— WHAT YOU SHOULD DO —
Each entry has to be given again in its exact wording, and no picture may appear in the result.

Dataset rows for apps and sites
• • • • • • •
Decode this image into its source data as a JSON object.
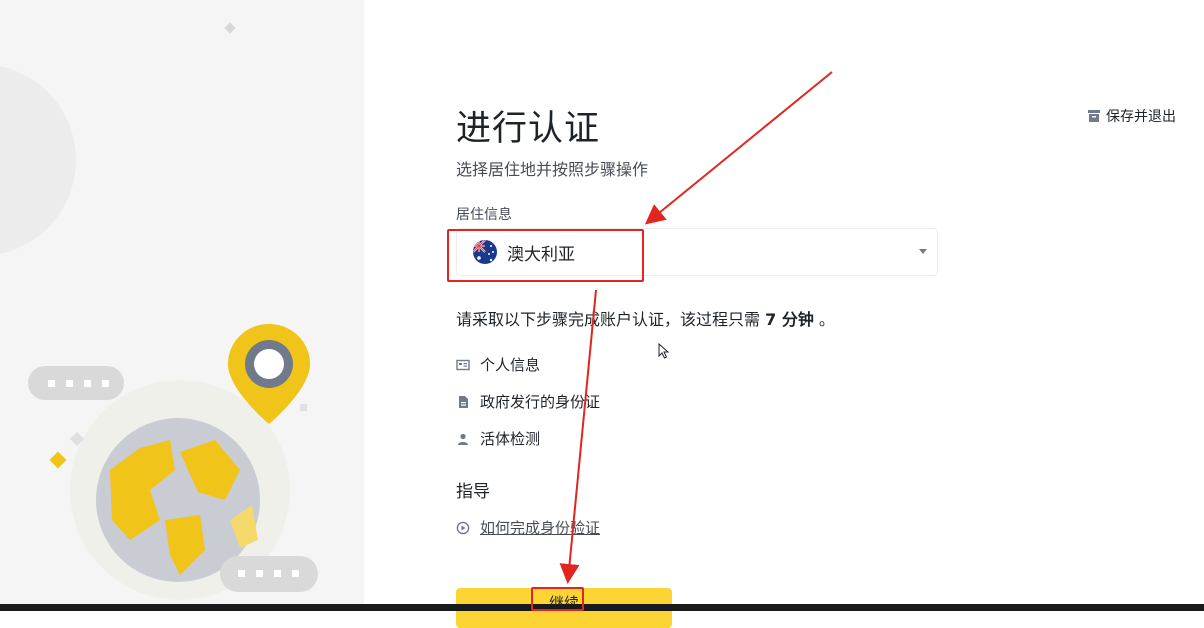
{
  "page": {
    "title": "进行认证",
    "subtitle": "选择居住地并按照步骤操作",
    "save_exit_label": "保存并退出"
  },
  "residence": {
    "label": "居住信息",
    "selected_country": "澳大利亚",
    "flag_icon": "australia-flag-icon"
  },
  "steps": {
    "intro_prefix": "请采取以下步骤完成账户认证，该过程只需",
    "intro_duration": "7 分钟",
    "intro_suffix": "。",
    "items": [
      {
        "label": "个人信息",
        "icon": "id-card-icon"
      },
      {
        "label": "政府发行的身份证",
        "icon": "document-icon"
      },
      {
        "label": "活体检测",
        "icon": "person-icon"
      }
    ]
  },
  "guide": {
    "title": "指导",
    "link_label": "如何完成身份验证",
    "link_icon": "play-circle-icon"
  },
  "actions": {
    "continue_label": "继续"
  },
  "colors": {
    "accent": "#fcd535",
    "annotation": "#e0261e",
    "text": "#1e2329",
    "muted": "#474d57"
  }
}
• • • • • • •
— EXERCISE OUTPUT —
Decode this image into its source data as a JSON object.
{
  "page": {
    "title": "进行认证",
    "subtitle": "选择居住地并按照步骤操作",
    "save_exit_label": "保存并退出"
  },
  "residence": {
    "label": "居住信息",
    "selected_country": "澳大利亚",
    "flag_icon": "australia-flag-icon"
  },
  "steps": {
    "intro_prefix": "请采取以下步骤完成账户认证，该过程只需",
    "intro_duration": "7 分钟",
    "intro_suffix": "。",
    "items": [
      {
        "label": "个人信息",
        "icon": "id-card-icon"
      },
      {
        "label": "政府发行的身份证",
        "icon": "document-icon"
      },
      {
        "label": "活体检测",
        "icon": "person-icon"
      }
    ]
  },
  "guide": {
    "title": "指导",
    "link_label": "如何完成身份验证",
    "link_icon": "play-circle-icon"
  },
  "actions": {
    "continue_label": "继续"
  },
  "colors": {
    "accent": "#fcd535",
    "annotation": "#e0261e",
    "text": "#1e2329",
    "muted": "#474d57"
  }
}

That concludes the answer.